## TASK INSTRUCTIONS
Below are some records; find each line that carries the word "subtitle" and copy it.

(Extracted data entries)
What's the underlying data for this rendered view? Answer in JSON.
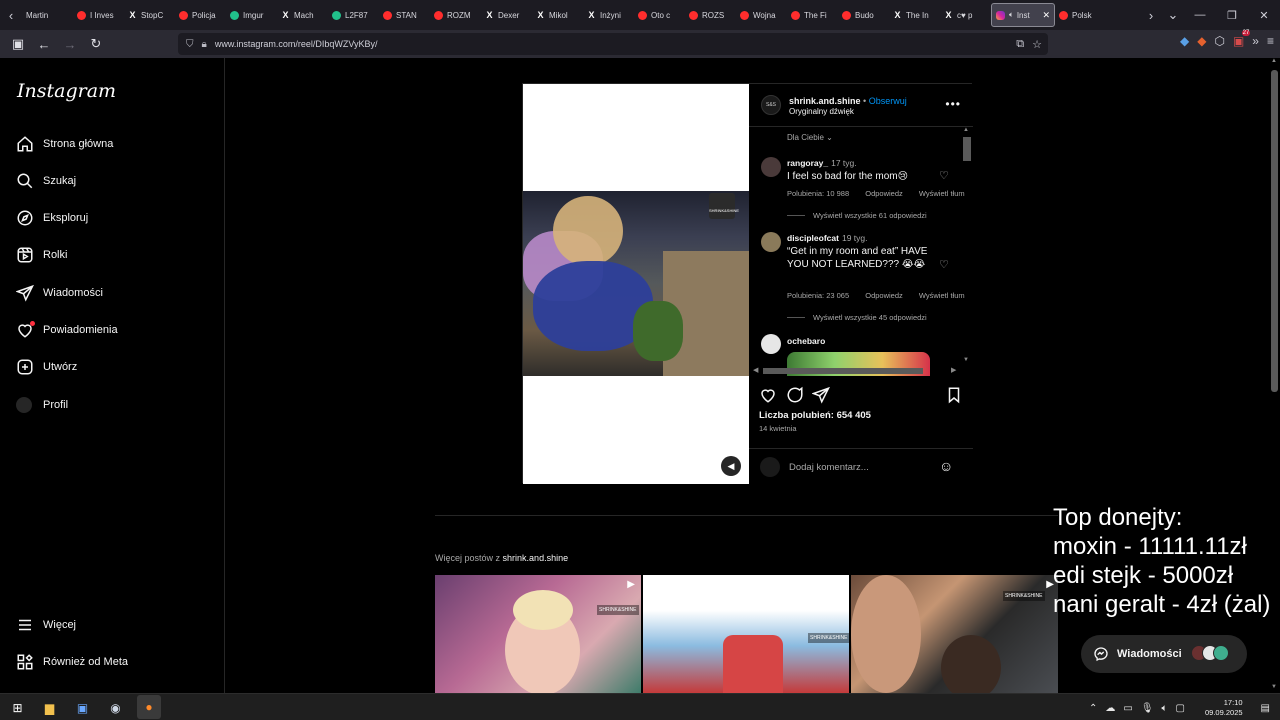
{
  "browser": {
    "tabs": [
      {
        "label": "Martin",
        "icon": "chevron-left-icon",
        "fav": "none"
      },
      {
        "label": "I Inves",
        "fav": "yt"
      },
      {
        "label": "StopC",
        "fav": "x"
      },
      {
        "label": "Policja",
        "fav": "yt"
      },
      {
        "label": "Imgur",
        "fav": "green"
      },
      {
        "label": "Mach",
        "fav": "x"
      },
      {
        "label": "L2F87",
        "fav": "green"
      },
      {
        "label": "STAN",
        "fav": "yt"
      },
      {
        "label": "ROZM",
        "fav": "yt"
      },
      {
        "label": "Dexer",
        "fav": "x"
      },
      {
        "label": "Mikol",
        "fav": "x"
      },
      {
        "label": "Inżyni",
        "fav": "x"
      },
      {
        "label": "Oto c",
        "fav": "yt"
      },
      {
        "label": "ROZS",
        "fav": "yt"
      },
      {
        "label": "Wojna",
        "fav": "yt"
      },
      {
        "label": "The Fi",
        "fav": "yt"
      },
      {
        "label": "Budo",
        "fav": "yt"
      },
      {
        "label": "The In",
        "fav": "x"
      },
      {
        "label": "c♥ p",
        "fav": "x"
      }
    ],
    "active_tab": {
      "label": "Inst",
      "close": "✕"
    },
    "tabs_after": [
      {
        "label": "Polsk",
        "fav": "yt"
      }
    ],
    "url": "www.instagram.com/reel/DIbqWZVyKBy/"
  },
  "sidebar": {
    "logo": "Instagram",
    "items": [
      {
        "label": "Strona główna",
        "icon": "home-icon"
      },
      {
        "label": "Szukaj",
        "icon": "search-icon"
      },
      {
        "label": "Eksploruj",
        "icon": "compass-icon"
      },
      {
        "label": "Rolki",
        "icon": "reels-icon"
      },
      {
        "label": "Wiadomości",
        "icon": "send-icon"
      },
      {
        "label": "Powiadomienia",
        "icon": "heart-icon"
      },
      {
        "label": "Utwórz",
        "icon": "plus-square-icon"
      },
      {
        "label": "Profil",
        "icon": "avatar-icon"
      }
    ],
    "bottom_items": [
      {
        "label": "Więcej",
        "icon": "menu-icon"
      },
      {
        "label": "Również od Meta",
        "icon": "meta-grid-icon"
      }
    ]
  },
  "post": {
    "username": "shrink.and.shine",
    "separator": "•",
    "follow_label": "Obserwuj",
    "audio": "Oryginalny dźwięk",
    "sort_label": "Dla Ciebie",
    "watermark": "SHRINK&SHINE",
    "comments": [
      {
        "user": "rangoray_",
        "time": "17 tyg.",
        "text": "I feel so bad for the mom😢",
        "likes": "Polubienia: 10 988",
        "reply": "Odpowiedz",
        "translate": "Wyświetl tłum",
        "replies": "Wyświetl wszystkie 61 odpowiedzi",
        "avatar_color": "#4a3a3a"
      },
      {
        "user": "discipleofcat",
        "time": "19 tyg.",
        "text": "“Get in my room and eat” HAVE YOU NOT LEARNED??? 😭😭",
        "likes": "Polubienia: 23 065",
        "reply": "Odpowiedz",
        "translate": "Wyświetl tłum",
        "replies": "Wyświetl wszystkie 45 odpowiedzi",
        "avatar_color": "#8a7a5a"
      },
      {
        "user": "ochebaro",
        "avatar_color": "#e6e6e6"
      }
    ],
    "likes_total": "Liczba polubień: 654 405",
    "date": "14 kwietnia",
    "add_comment_placeholder": "Dodaj komentarz..."
  },
  "more_posts": {
    "prefix": "Więcej postów z",
    "user": "shrink.and.shine"
  },
  "overlay": {
    "lines": [
      "Top donejty:",
      "moxin - 11111.11zł",
      "edi stejk - 5000zł",
      "nani geralt - 4zł (żal)"
    ]
  },
  "messages_pill": {
    "label": "Wiadomości"
  },
  "taskbar": {
    "time": "17:10",
    "date": "09.09.2025"
  },
  "colors": {
    "accent_blue": "#0095f6",
    "notification_red": "#ff3040",
    "background": "#000000"
  }
}
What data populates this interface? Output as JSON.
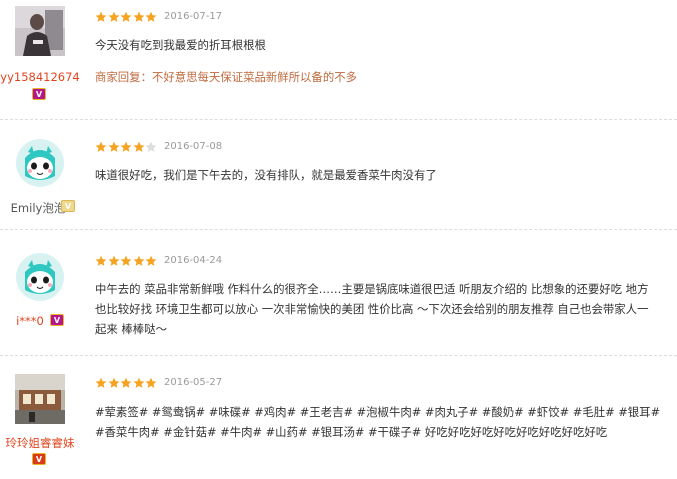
{
  "reviews": [
    {
      "username": "yy158412674",
      "username_color": "#e2451f",
      "avatar": "photo-avatar",
      "vip_level": "V",
      "vip_color": "#b5168e",
      "rating": 5,
      "date": "2016-07-17",
      "content": "今天没有吃到我最爱的折耳根根根",
      "reply": "商家回复：不好意思每天保证菜品新鲜所以备的不多"
    },
    {
      "username": "Emily泡泡",
      "username_color": "#555555",
      "avatar": "cartoon-avatar",
      "vip_level": "V",
      "vip_color": "#e5c46b",
      "rating": 4,
      "date": "2016-07-08",
      "content": "味道很好吃，我们是下午去的，没有排队，就是最爱香菜牛肉没有了"
    },
    {
      "username": "i***0",
      "username_color": "#e2451f",
      "avatar": "cartoon-avatar",
      "vip_level": "V",
      "vip_color": "#b5168e",
      "rating": 5,
      "date": "2016-04-24",
      "content": "中午去的 菜品非常新鲜哦 作料什么的很齐全……主要是锅底味道很巴适 听朋友介绍的 比想象的还要好吃 地方也比较好找 环境卫生都可以放心 一次非常愉快的美团 性价比高 ～下次还会给别的朋友推荐 自己也会带家人一起来 棒棒哒～"
    },
    {
      "username": "玲玲姐睿睿妹",
      "username_color": "#e2451f",
      "avatar": "photo-avatar",
      "vip_level": "V",
      "vip_color": "#d83a1c",
      "rating": 5,
      "date": "2016-05-27",
      "content": "#荤素签# #鸳鸯锅# #味碟# #鸡肉# #王老吉# #泡椒牛肉# #肉丸子# #酸奶# #虾饺# #毛肚# #银耳# #香菜牛肉# #金针菇# #牛肉# #山药# #银耳汤# #干碟子# 好吃好吃好吃好吃好吃好吃好吃好吃"
    }
  ],
  "colors": {
    "star_full": "#f6a321",
    "star_empty": "#dddddd",
    "reply": "#c06a3e",
    "divider": "#dddddd"
  }
}
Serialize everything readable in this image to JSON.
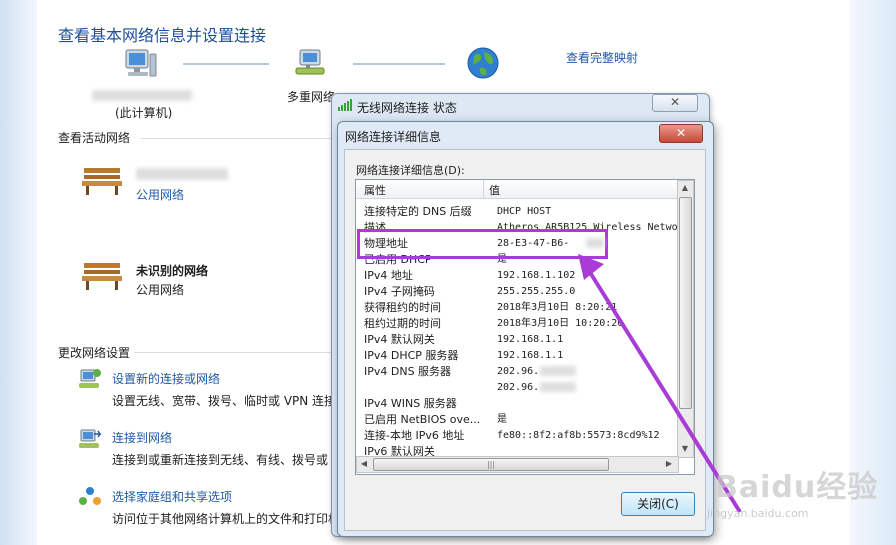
{
  "page": {
    "title": "查看基本网络信息并设置连接",
    "full_map_link": "查看完整映射",
    "this_computer_label": "(此计算机)",
    "multi_network_label": "多重网络",
    "active_networks_heading": "查看活动网络",
    "network1": {
      "type_link": "公用网络"
    },
    "network2": {
      "name": "未识别的网络",
      "type": "公用网络"
    },
    "change_settings_heading": "更改网络设置",
    "tasks": [
      {
        "title": "设置新的连接或网络",
        "desc": "设置无线、宽带、拨号、临时或 VPN 连接"
      },
      {
        "title": "连接到网络",
        "desc": "连接到或重新连接到无线、有线、拨号或"
      },
      {
        "title": "选择家庭组和共享选项",
        "desc": "访问位于其他网络计算机上的文件和打印机"
      }
    ]
  },
  "status_dialog": {
    "title": "无线网络连接 状态"
  },
  "details_dialog": {
    "title": "网络连接详细信息",
    "section_label": "网络连接详细信息(D):",
    "col_property": "属性",
    "col_value": "值",
    "rows": [
      {
        "k": "连接特定的 DNS 后缀",
        "v": "DHCP HOST"
      },
      {
        "k": "描述",
        "v": "Atheros AR5B125 Wireless Netwo"
      },
      {
        "k": "物理地址",
        "v": "28-E3-47-B6-"
      },
      {
        "k": "已启用 DHCP",
        "v": "是"
      },
      {
        "k": "IPv4 地址",
        "v": "192.168.1.102"
      },
      {
        "k": "IPv4 子网掩码",
        "v": "255.255.255.0"
      },
      {
        "k": "获得租约的时间",
        "v": "2018年3月10日 8:20:21"
      },
      {
        "k": "租约过期的时间",
        "v": "2018年3月10日 10:20:20"
      },
      {
        "k": "IPv4 默认网关",
        "v": "192.168.1.1"
      },
      {
        "k": "IPv4 DHCP 服务器",
        "v": "192.168.1.1"
      },
      {
        "k": "IPv4 DNS 服务器",
        "v": "202.96."
      },
      {
        "k": "",
        "v": "202.96."
      },
      {
        "k": "IPv4 WINS 服务器",
        "v": ""
      },
      {
        "k": "已启用 NetBIOS ove...",
        "v": "是"
      },
      {
        "k": "连接-本地 IPv6 地址",
        "v": "fe80::8f2:af8b:5573:8cd9%12"
      },
      {
        "k": "IPv6 默认网关",
        "v": ""
      }
    ],
    "close_button": "关闭(C)"
  },
  "watermark": {
    "text": "Baidu经验",
    "sub": "jingyan.baidu.com"
  },
  "colors": {
    "link": "#1f5aa8",
    "highlight": "#a93bd6",
    "title_close": "#c9483a"
  },
  "icons": [
    "computer-icon",
    "network-icon",
    "globe-icon",
    "bench-icon",
    "signal-icon",
    "setup-connection-icon",
    "connect-network-icon",
    "homegroup-icon"
  ]
}
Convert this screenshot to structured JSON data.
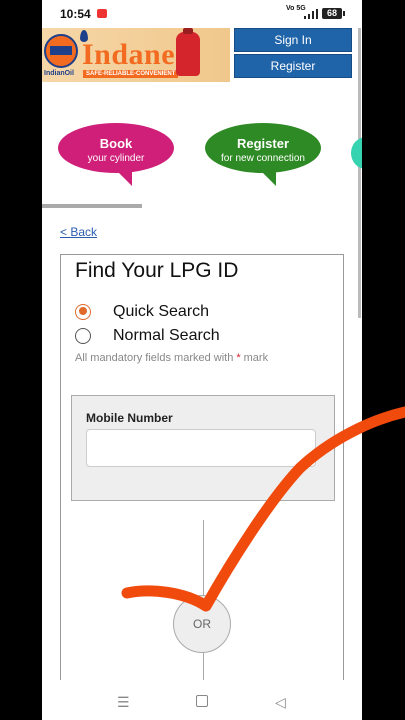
{
  "status_bar": {
    "time": "10:54",
    "network_label": "Vo 5G",
    "battery": "68"
  },
  "header": {
    "brand_small": "IndianOil",
    "brand_name": "Indane",
    "tagline": "SAFE-RELIABLE-CONVENIENT",
    "sign_in_label": "Sign In",
    "register_label": "Register"
  },
  "carousel": {
    "items": [
      {
        "title": "Book",
        "subtitle": "your cylinder",
        "color": "#cf1f78"
      },
      {
        "title": "Register",
        "subtitle": "for new connection",
        "color": "#2e8a24"
      }
    ]
  },
  "back_link": "< Back",
  "form": {
    "title": "Find Your LPG ID",
    "options": [
      {
        "label": "Quick Search",
        "selected": true
      },
      {
        "label": "Normal Search",
        "selected": false
      }
    ],
    "mandatory_prefix": "All mandatory fields marked with",
    "mandatory_star": "*",
    "mandatory_suffix": "mark",
    "mobile_label": "Mobile Number",
    "mobile_value": "",
    "or_label": "OR"
  },
  "colors": {
    "accent": "#e06a2a",
    "primary_button": "#1f63a8",
    "annotation_stroke": "#f04a0c"
  }
}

## EXERCISE RESULT
        "subtitle": "your cylinder",
        "subtitle": "for new connection",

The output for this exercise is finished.